"Curbing Violence in Nigeria (II): The Boko Haram Insurgency." Crisis Group. N.p., 16 Feb. 2017. Web. 17 Mar. 2017.
Ehwarieme, William, and Umukoro Nathaniel. “Civil Society and Terrorism in Nigeria: A Study Of The Boko Haram Crisis.” International Journal On World Peace 32.3 (2015): 25-48. questia Web. 16 Mar. 2017.
Ethnicity in Nigeria. Editorial. PBS News. 5 Apr. 2007. Web. 12 Apr. 2017.
Journal of Religion in Africa. The Popular Discourses of Salafi Radicalism and Salafi Counter-radicalism in Nigeria: A Case Study of Boko Haram. Brill Online Books & Journals 42.2 (2012): 118-144. Web. 10 Apr. 2017. ISSN: 0022-4200 E-ISSN: 1570-0666.
Mahmood, Omar S. “More Than Propaganda. A review of Boko Haram’s public messages.” Institute for Security Studies. West Africa Report 20. Mar. 2017. Web. 26. APR. 2017.
Nwankpa, Michael. “The Politics of Amnesty in Nigeria: A Comparative Analysis of the Boko Haram and Niger Delta Insurgencies.” Journal of Terrorism Research 5.1 (204): 67-77. The Center for the Study of Terrorism and Political Violence. Web. 4 Mar. 2017
Salifu, Uyo. “The Nigerian militant Islamic movement, Boko Haram, poses a threat beyond Nigeria's borders.
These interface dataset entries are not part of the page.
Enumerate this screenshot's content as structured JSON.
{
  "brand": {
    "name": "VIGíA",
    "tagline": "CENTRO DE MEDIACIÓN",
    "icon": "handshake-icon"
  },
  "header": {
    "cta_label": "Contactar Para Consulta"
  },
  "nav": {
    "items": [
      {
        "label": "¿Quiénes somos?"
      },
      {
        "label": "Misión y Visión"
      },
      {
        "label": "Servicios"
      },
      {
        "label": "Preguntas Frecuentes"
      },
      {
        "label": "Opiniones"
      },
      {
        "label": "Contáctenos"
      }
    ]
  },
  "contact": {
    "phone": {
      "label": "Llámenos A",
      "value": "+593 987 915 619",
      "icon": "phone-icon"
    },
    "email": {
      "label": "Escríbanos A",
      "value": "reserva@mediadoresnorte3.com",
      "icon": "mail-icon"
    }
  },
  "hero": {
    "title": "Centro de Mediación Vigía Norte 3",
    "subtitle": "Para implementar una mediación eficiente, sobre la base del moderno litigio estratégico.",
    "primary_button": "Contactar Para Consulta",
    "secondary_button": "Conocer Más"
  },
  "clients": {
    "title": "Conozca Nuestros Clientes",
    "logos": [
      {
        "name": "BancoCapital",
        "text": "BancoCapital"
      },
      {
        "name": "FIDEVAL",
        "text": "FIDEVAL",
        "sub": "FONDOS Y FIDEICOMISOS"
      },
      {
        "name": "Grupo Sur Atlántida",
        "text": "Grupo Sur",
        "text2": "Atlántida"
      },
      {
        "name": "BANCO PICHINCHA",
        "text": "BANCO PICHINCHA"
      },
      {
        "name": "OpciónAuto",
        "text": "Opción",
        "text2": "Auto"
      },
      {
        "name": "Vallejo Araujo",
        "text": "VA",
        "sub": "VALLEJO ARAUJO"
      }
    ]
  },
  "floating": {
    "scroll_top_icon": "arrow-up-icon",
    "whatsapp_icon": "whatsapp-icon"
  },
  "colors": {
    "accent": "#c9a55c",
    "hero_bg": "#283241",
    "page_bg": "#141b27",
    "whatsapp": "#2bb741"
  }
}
At greatest risk are Cameroon and Niger.” Institute for Security Studies. (2012). Web. 11 Apr. 2017.
Vaaseh, Godwin. “Political Uncertainty and Violence in Nigeria: Politicizing the Boko Haram Insurgency in North-Eastern Nigeria.” International Journal of Arts & Sciences 08-08 (2015): 403-416. Web. 28 Feb. 2017. ISSN: 1944-6934
Voll, John O. “Boko Haram: Religion and Violence in the 21st Century.” Open Access Religion 6 (2015): 1182-1202. Web. 05 Mar. 2017. ISSN: 2077-1444.
Withnall, Adam. “Nigeria suffering ‘worst humanitarian crisis in the world’ amid war with Boko Haram, Unicef warns.” Independent.co.uk. 29 Sep. 2016. Web. 14 Feb. 2017.